··· Exercise inputs
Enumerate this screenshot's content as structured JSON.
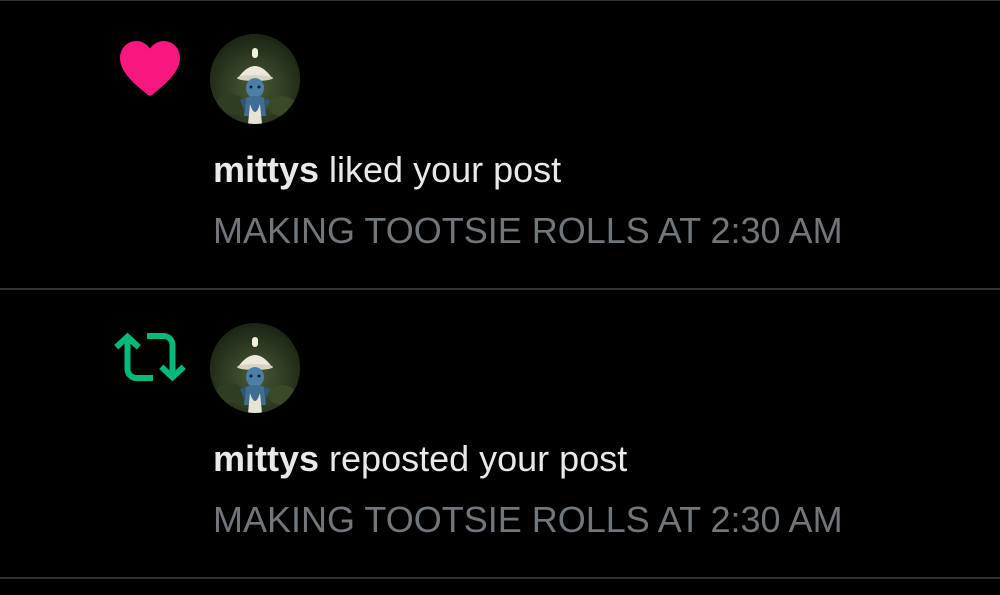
{
  "colors": {
    "background": "#000000",
    "divider": "#2f3336",
    "primary_text": "#e7e9ea",
    "secondary_text": "#71767b",
    "like": "#f91880",
    "repost": "#00ba7c"
  },
  "notifications": [
    {
      "type_icon": "heart-icon",
      "avatar": "user-avatar",
      "username": "mittys",
      "action": " liked your post",
      "post_preview": "MAKING TOOTSIE ROLLS AT 2:30 AM"
    },
    {
      "type_icon": "repost-icon",
      "avatar": "user-avatar",
      "username": "mittys",
      "action": " reposted your post",
      "post_preview": "MAKING TOOTSIE ROLLS AT 2:30 AM"
    }
  ]
}
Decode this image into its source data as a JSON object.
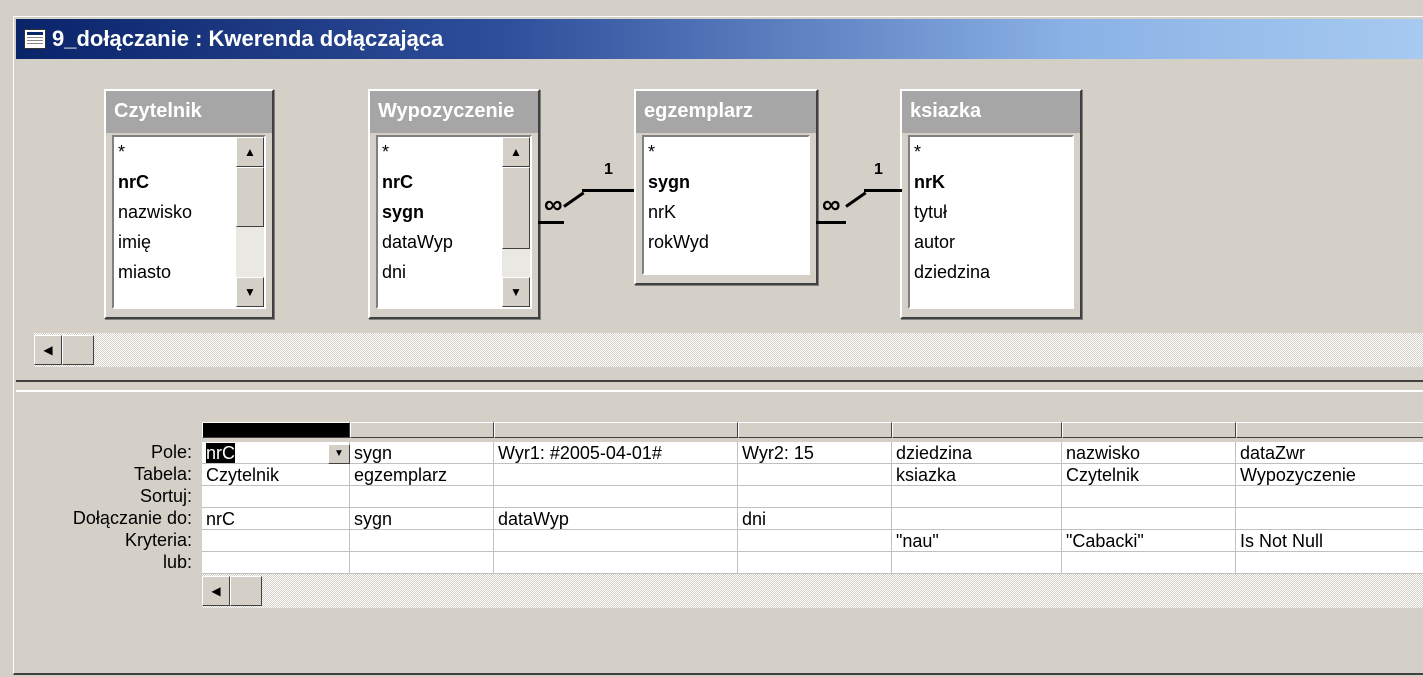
{
  "window": {
    "title": "9_dołączanie : Kwerenda dołączająca"
  },
  "colors": {
    "title_start": "#0a246a",
    "title_end": "#a6caf0",
    "inactive_header": "#a6a6a6"
  },
  "tables": [
    {
      "name": "Czytelnik",
      "fields": [
        {
          "label": "*"
        },
        {
          "label": "nrC",
          "key": true
        },
        {
          "label": "nazwisko"
        },
        {
          "label": "imię"
        },
        {
          "label": "miasto"
        }
      ],
      "scrollbar": true
    },
    {
      "name": "Wypozyczenie",
      "fields": [
        {
          "label": "*"
        },
        {
          "label": "nrC",
          "key": true
        },
        {
          "label": "sygn",
          "key": true
        },
        {
          "label": "dataWyp"
        },
        {
          "label": "dni"
        }
      ],
      "scrollbar": true
    },
    {
      "name": "egzemplarz",
      "fields": [
        {
          "label": "*"
        },
        {
          "label": "sygn",
          "key": true
        },
        {
          "label": "nrK"
        },
        {
          "label": "rokWyd"
        }
      ],
      "scrollbar": false
    },
    {
      "name": "ksiazka",
      "fields": [
        {
          "label": "*"
        },
        {
          "label": "nrK",
          "key": true
        },
        {
          "label": "tytuł"
        },
        {
          "label": "autor"
        },
        {
          "label": "dziedzina"
        }
      ],
      "scrollbar": false
    }
  ],
  "joins": [
    {
      "many": "∞",
      "one": "1"
    },
    {
      "many": "∞",
      "one": "1"
    }
  ],
  "grid": {
    "row_labels": [
      "Pole:",
      "Tabela:",
      "Sortuj:",
      "Dołączanie do:",
      "Kryteria:",
      "lub:"
    ],
    "columns": [
      {
        "pole": "nrC",
        "tabela": "Czytelnik",
        "sortuj": "",
        "dolaczanie": "nrC",
        "kryteria": "",
        "lub": ""
      },
      {
        "pole": "sygn",
        "tabela": "egzemplarz",
        "sortuj": "",
        "dolaczanie": "sygn",
        "kryteria": "",
        "lub": ""
      },
      {
        "pole": "Wyr1: #2005-04-01#",
        "tabela": "",
        "sortuj": "",
        "dolaczanie": "dataWyp",
        "kryteria": "",
        "lub": ""
      },
      {
        "pole": "Wyr2: 15",
        "tabela": "",
        "sortuj": "",
        "dolaczanie": "dni",
        "kryteria": "",
        "lub": ""
      },
      {
        "pole": "dziedzina",
        "tabela": "ksiazka",
        "sortuj": "",
        "dolaczanie": "",
        "kryteria": "\"nau\"",
        "lub": ""
      },
      {
        "pole": "nazwisko",
        "tabela": "Czytelnik",
        "sortuj": "",
        "dolaczanie": "",
        "kryteria": "\"Cabacki\"",
        "lub": ""
      },
      {
        "pole": "dataZwr",
        "tabela": "Wypozyczenie",
        "sortuj": "",
        "dolaczanie": "",
        "kryteria": "Is Not Null",
        "lub": ""
      }
    ]
  },
  "icons": {
    "window": "query-icon",
    "scroll_up": "▲",
    "scroll_down": "▼",
    "scroll_left": "◀",
    "dropdown": "▼"
  }
}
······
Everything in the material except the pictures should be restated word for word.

Enumerate this screenshot's content as structured JSON.
{
  "colors": {
    "background": "#000000",
    "divider": "#2f3336",
    "primary_text": "#e7e9ea",
    "secondary_text": "#71767b",
    "like": "#f91880",
    "repost": "#00ba7c"
  },
  "notifications": [
    {
      "type_icon": "heart-icon",
      "avatar": "user-avatar",
      "username": "mittys",
      "action": " liked your post",
      "post_preview": "MAKING TOOTSIE ROLLS AT 2:30 AM"
    },
    {
      "type_icon": "repost-icon",
      "avatar": "user-avatar",
      "username": "mittys",
      "action": " reposted your post",
      "post_preview": "MAKING TOOTSIE ROLLS AT 2:30 AM"
    }
  ]
}
Decode this image into its source data as a JSON object.
{
  "window": {
    "title": "9_dołączanie : Kwerenda dołączająca"
  },
  "colors": {
    "title_start": "#0a246a",
    "title_end": "#a6caf0",
    "inactive_header": "#a6a6a6"
  },
  "tables": [
    {
      "name": "Czytelnik",
      "fields": [
        {
          "label": "*"
        },
        {
          "label": "nrC",
          "key": true
        },
        {
          "label": "nazwisko"
        },
        {
          "label": "imię"
        },
        {
          "label": "miasto"
        }
      ],
      "scrollbar": true
    },
    {
      "name": "Wypozyczenie",
      "fields": [
        {
          "label": "*"
        },
        {
          "label": "nrC",
          "key": true
        },
        {
          "label": "sygn",
          "key": true
        },
        {
          "label": "dataWyp"
        },
        {
          "label": "dni"
        }
      ],
      "scrollbar": true
    },
    {
      "name": "egzemplarz",
      "fields": [
        {
          "label": "*"
        },
        {
          "label": "sygn",
          "key": true
        },
        {
          "label": "nrK"
        },
        {
          "label": "rokWyd"
        }
      ],
      "scrollbar": false
    },
    {
      "name": "ksiazka",
      "fields": [
        {
          "label": "*"
        },
        {
          "label": "nrK",
          "key": true
        },
        {
          "label": "tytuł"
        },
        {
          "label": "autor"
        },
        {
          "label": "dziedzina"
        }
      ],
      "scrollbar": false
    }
  ],
  "joins": [
    {
      "many": "∞",
      "one": "1"
    },
    {
      "many": "∞",
      "one": "1"
    }
  ],
  "grid": {
    "row_labels": [
      "Pole:",
      "Tabela:",
      "Sortuj:",
      "Dołączanie do:",
      "Kryteria:",
      "lub:"
    ],
    "columns": [
      {
        "pole": "nrC",
        "tabela": "Czytelnik",
        "sortuj": "",
        "dolaczanie": "nrC",
        "kryteria": "",
        "lub": ""
      },
      {
        "pole": "sygn",
        "tabela": "egzemplarz",
        "sortuj": "",
        "dolaczanie": "sygn",
        "kryteria": "",
        "lub": ""
      },
      {
        "pole": "Wyr1: #2005-04-01#",
        "tabela": "",
        "sortuj": "",
        "dolaczanie": "dataWyp",
        "kryteria": "",
        "lub": ""
      },
      {
        "pole": "Wyr2: 15",
        "tabela": "",
        "sortuj": "",
        "dolaczanie": "dni",
        "kryteria": "",
        "lub": ""
      },
      {
        "pole": "dziedzina",
        "tabela": "ksiazka",
        "sortuj": "",
        "dolaczanie": "",
        "kryteria": "\"nau\"",
        "lub": ""
      },
      {
        "pole": "nazwisko",
        "tabela": "Czytelnik",
        "sortuj": "",
        "dolaczanie": "",
        "kryteria": "\"Cabacki\"",
        "lub": ""
      },
      {
        "pole": "dataZwr",
        "tabela": "Wypozyczenie",
        "sortuj": "",
        "dolaczanie": "",
        "kryteria": "Is Not Null",
        "lub": ""
      }
    ]
  },
  "icons": {
    "window": "query-icon",
    "scroll_up": "▲",
    "scroll_down": "▼",
    "scroll_left": "◀",
    "dropdown": "▼"
  }
}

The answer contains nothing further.